Claire Brown, writing recently in the New York Times Magazine, explains how herbicides are losing the war against weeds. She vividly shows how industrialized agriculture’s reliance on a few poisons has not kept pace with the evolutionary vitality of crop-killing plants.
Brown describes how Palmer amaranth, a pigweed, “can re-root itself after being yanked from the ground. It can grow three inches a day. And it has evolved resistance to many of the most common weed killers, continuing to reproduce in what ought to be the worst of circumstances.”
Such superweeds have caused herbicide costs to more than double over the last decade or so, leading to higher prices for corn and soybeans, the core of animal feeds. The result is more expensive meat.
Because no better weed killer has been introduced in the past fifteen years, Brown says pressure builds to use older herbicides that “come with environmental side effects.”
While Tech to Table, my new book on entrepreneurs reimagining food, introduces innovators plucking weeds with robots (and without herbicides), Brown’s article prompts me to highlight another super-problem of industrialized agriculture—the overuse of antibiotics and the growth of superbugs.
Big Ag increasingly uses antibiotics to feed and medicate livestock. Its overreliance on these drugs in factory farms, both to treat animals for disease and to fatten them up, is leading to the rise of superbugs that resist such medications. Meat and poultry production accounts for about 80 percent of U.S. antibiotic use, while roughly 1.5 million people die each year from drug-resistant illnesses.
When adding superweeds and superbugs to industrialized agriculture’s more-noted environmental contamination and malnutrition, it’s clear our food and farm system needs disruption. It needs innovators.

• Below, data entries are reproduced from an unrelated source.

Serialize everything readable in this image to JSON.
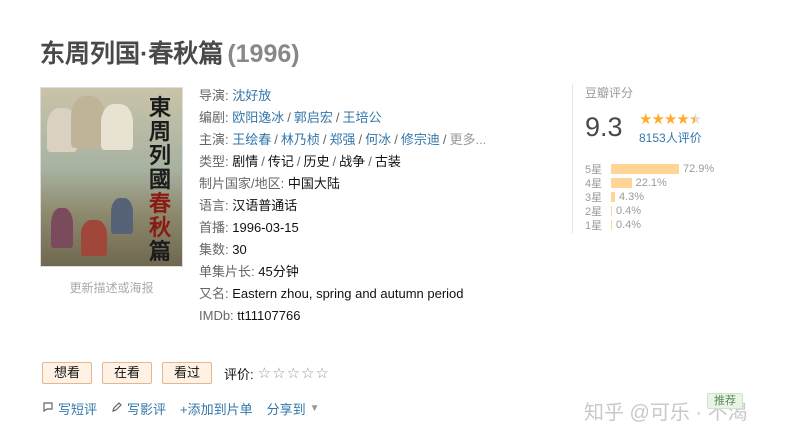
{
  "title": {
    "name": "东周列国·春秋篇",
    "year": "(1996)"
  },
  "poster": {
    "calligraphy": [
      "東",
      "周",
      "列",
      "國",
      "春",
      "秋",
      "篇"
    ],
    "caption": "更新描述或海报"
  },
  "info": {
    "director": {
      "label": "导演:",
      "names": [
        "沈好放"
      ]
    },
    "writer": {
      "label": "编剧:",
      "names": [
        "欧阳逸冰",
        "郭启宏",
        "王培公"
      ]
    },
    "cast": {
      "label": "主演:",
      "names": [
        "王绘春",
        "林乃桢",
        "郑强",
        "何冰",
        "修宗迪"
      ],
      "more": "更多..."
    },
    "genre": {
      "label": "类型:",
      "values": [
        "剧情",
        "传记",
        "历史",
        "战争",
        "古装"
      ]
    },
    "country": {
      "label": "制片国家/地区:",
      "value": "中国大陆"
    },
    "language": {
      "label": "语言:",
      "value": "汉语普通话"
    },
    "premiere": {
      "label": "首播:",
      "value": "1996-03-15"
    },
    "episodes": {
      "label": "集数:",
      "value": "30"
    },
    "runtime": {
      "label": "单集片长:",
      "value": "45分钟"
    },
    "aka": {
      "label": "又名:",
      "value": "Eastern zhou, spring and autumn period"
    },
    "imdb": {
      "label": "IMDb:",
      "value": "tt11107766"
    }
  },
  "rating": {
    "header": "豆瓣评分",
    "score": "9.3",
    "stars_value": 4.5,
    "count": "8153人评价",
    "distribution": [
      {
        "label": "5星",
        "pct": "72.9%",
        "value": 72.9
      },
      {
        "label": "4星",
        "pct": "22.1%",
        "value": 22.1
      },
      {
        "label": "3星",
        "pct": "4.3%",
        "value": 4.3
      },
      {
        "label": "2星",
        "pct": "0.4%",
        "value": 0.4
      },
      {
        "label": "1星",
        "pct": "0.4%",
        "value": 0.4
      }
    ],
    "bar_color": "#ffd596",
    "star_color": "#ffac2d"
  },
  "actions": {
    "want": "想看",
    "watching": "在看",
    "watched": "看过",
    "rate_label": "评价:",
    "empty_stars": "☆☆☆☆☆"
  },
  "links": {
    "short_review": "写短评",
    "review": "写影评",
    "add_list": "+添加到片单",
    "share": "分享到"
  },
  "watermark": "知乎 @可乐 · 不渴",
  "badge": "推荐",
  "colors": {
    "link": "#3377aa",
    "title": "#494949"
  }
}
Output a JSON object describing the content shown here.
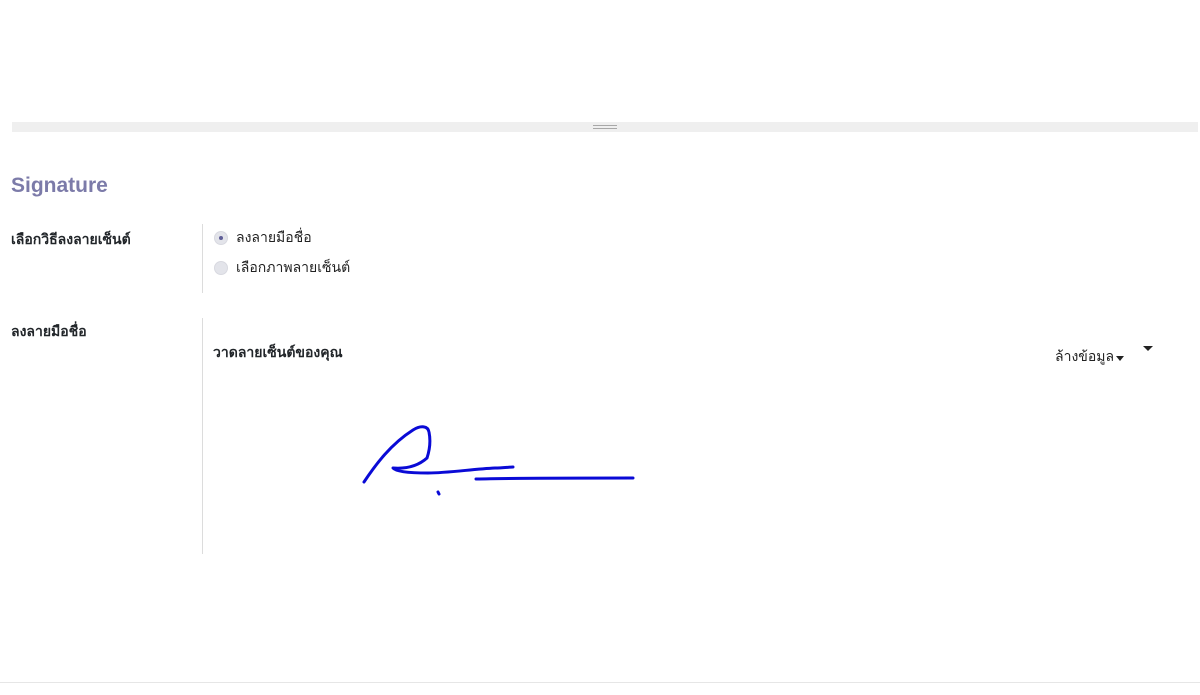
{
  "section": {
    "title": "Signature"
  },
  "signature_method": {
    "label": "เลือกวิธีลงลายเซ็นต์",
    "options": [
      {
        "label": "ลงลายมือชื่อ",
        "selected": true
      },
      {
        "label": "เลือกภาพลายเซ็นต์",
        "selected": false
      }
    ]
  },
  "draw_signature": {
    "label": "ลงลายมือชื่อ",
    "canvas_title": "วาดลายเซ็นต์ของคุณ",
    "clear_label": "ล้างข้อมูล",
    "stroke_color": "#0a0ad6"
  },
  "colors": {
    "section_title": "#7c7ba9",
    "radio_accent": "#5f5e97"
  }
}
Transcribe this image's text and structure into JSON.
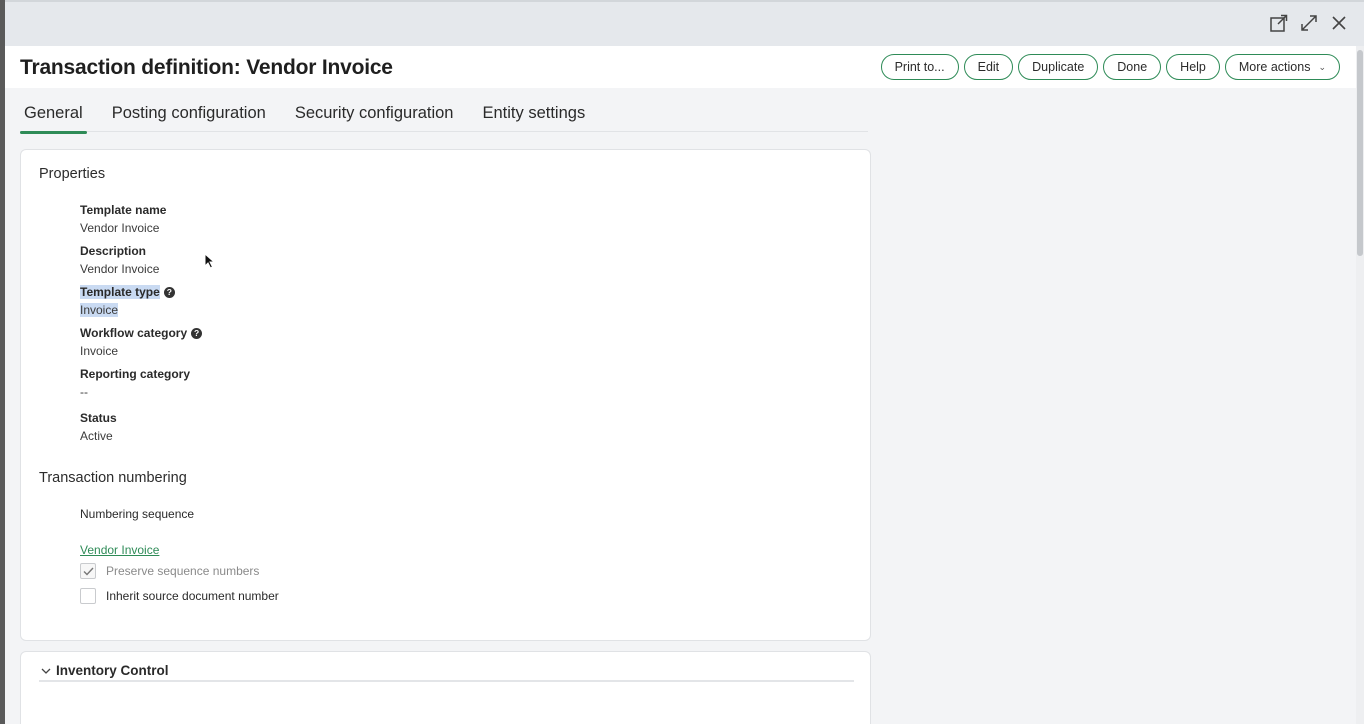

Richard Munson is the author of Tech to Table: 25 Innovators Reimagining Food.